Assistant Professor Exercise
Science/Director CRF Program
Email or call: firstname.lastname@example.org
Phone: (561) 346-1773
It is recommended that you are medically cleared by your physician. If your physician feels that you are ready to start exercise, the Cancer-Related Fatigue Program at Palm Beach Atlantic University can help. You can also be evaluated by the CRF Program doctor who specializes in cancer-related medical problems.
The Cancer-Related Fatigue Exercise Program at Palm Beach Atlantic University is offered at no cost. Our mission at Palm Beach Atlantic University is to reach out to members of our community and offer needed services that may not be available elsewhere, or may be unaffordable.

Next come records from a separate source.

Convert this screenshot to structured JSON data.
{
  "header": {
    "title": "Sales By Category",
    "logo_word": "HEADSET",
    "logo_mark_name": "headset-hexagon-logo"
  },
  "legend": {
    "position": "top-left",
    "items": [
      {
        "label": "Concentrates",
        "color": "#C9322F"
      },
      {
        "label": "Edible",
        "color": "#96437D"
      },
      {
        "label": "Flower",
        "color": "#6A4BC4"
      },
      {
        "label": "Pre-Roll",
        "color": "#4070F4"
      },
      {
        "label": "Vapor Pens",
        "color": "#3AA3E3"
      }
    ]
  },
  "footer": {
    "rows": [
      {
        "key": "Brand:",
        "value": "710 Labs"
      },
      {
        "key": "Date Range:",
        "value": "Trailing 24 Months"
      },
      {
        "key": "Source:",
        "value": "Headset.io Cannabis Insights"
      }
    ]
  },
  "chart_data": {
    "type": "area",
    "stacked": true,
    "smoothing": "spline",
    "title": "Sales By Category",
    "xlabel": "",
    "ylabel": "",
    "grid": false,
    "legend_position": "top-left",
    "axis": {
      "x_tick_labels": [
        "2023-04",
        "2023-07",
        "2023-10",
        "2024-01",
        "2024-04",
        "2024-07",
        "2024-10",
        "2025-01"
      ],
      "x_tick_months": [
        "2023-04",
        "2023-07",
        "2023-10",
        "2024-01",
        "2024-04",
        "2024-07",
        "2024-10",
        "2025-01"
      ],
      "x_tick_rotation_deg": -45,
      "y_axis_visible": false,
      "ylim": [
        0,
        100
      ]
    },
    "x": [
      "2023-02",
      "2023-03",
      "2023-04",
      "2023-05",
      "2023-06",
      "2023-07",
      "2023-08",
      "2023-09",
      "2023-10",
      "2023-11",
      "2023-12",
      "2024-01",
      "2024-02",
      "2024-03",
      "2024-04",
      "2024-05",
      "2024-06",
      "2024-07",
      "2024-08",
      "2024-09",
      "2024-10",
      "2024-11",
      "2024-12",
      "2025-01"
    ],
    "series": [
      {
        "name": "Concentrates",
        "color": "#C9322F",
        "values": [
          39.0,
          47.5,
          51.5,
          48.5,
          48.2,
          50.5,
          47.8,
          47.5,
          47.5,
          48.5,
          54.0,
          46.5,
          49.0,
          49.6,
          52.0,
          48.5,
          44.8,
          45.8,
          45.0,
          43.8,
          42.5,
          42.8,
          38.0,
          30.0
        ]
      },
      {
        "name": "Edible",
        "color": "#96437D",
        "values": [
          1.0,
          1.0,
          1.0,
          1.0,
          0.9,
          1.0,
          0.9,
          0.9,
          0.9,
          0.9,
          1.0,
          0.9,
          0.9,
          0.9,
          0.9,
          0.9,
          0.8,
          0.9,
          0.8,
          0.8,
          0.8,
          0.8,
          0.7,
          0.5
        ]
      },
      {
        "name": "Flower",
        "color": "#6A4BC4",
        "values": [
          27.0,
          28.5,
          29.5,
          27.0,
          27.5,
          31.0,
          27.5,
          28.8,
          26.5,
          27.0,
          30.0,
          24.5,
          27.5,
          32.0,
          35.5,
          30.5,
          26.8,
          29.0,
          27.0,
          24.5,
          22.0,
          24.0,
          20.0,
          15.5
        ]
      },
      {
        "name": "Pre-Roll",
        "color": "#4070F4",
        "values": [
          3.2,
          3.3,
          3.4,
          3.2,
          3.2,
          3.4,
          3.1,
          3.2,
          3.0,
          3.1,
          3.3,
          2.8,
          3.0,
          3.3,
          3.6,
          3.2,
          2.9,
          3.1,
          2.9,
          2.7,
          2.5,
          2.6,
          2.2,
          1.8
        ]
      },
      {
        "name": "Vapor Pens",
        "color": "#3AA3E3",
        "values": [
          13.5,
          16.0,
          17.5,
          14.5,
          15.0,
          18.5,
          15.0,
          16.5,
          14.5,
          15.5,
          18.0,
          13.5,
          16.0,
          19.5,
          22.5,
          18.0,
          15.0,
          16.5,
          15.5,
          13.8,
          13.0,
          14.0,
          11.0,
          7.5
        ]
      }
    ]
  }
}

A lack of energy or interest in doing everyday basic activities, such as:
Although the causes are not fully known, CRF is related to cancer treatment, such as radiation and chemotherapy. There are many contributing factors, such as low red blood cell counts (anemia), improper nutrition, lack of sleep, too little exercise and possibly changes in the “power-plants” of the body’s cells.
Yes. CRF is estimated to affect up to 90 percent of patients that are treated with radiation and up to 80 percent of those treated with chemotherapy.
There are several ways to treat CRF. For most people, slowly increasing exercise is one of the most effective methods. Initially, the exercise plan may need careful planning and monitoring by a therapist. Your physician can help you decide if such a program is right for you now.
Yes! There have been many experimental studies that have asked this same question and the results have been very good. In fact, exercise appears to be one of the most effective treatments when compared to all other “non- pharmacologic” (or non-medicine) interventions for cancer-related fatigue. These studies have also shown that exercise is safe for most people who have or have had cancer.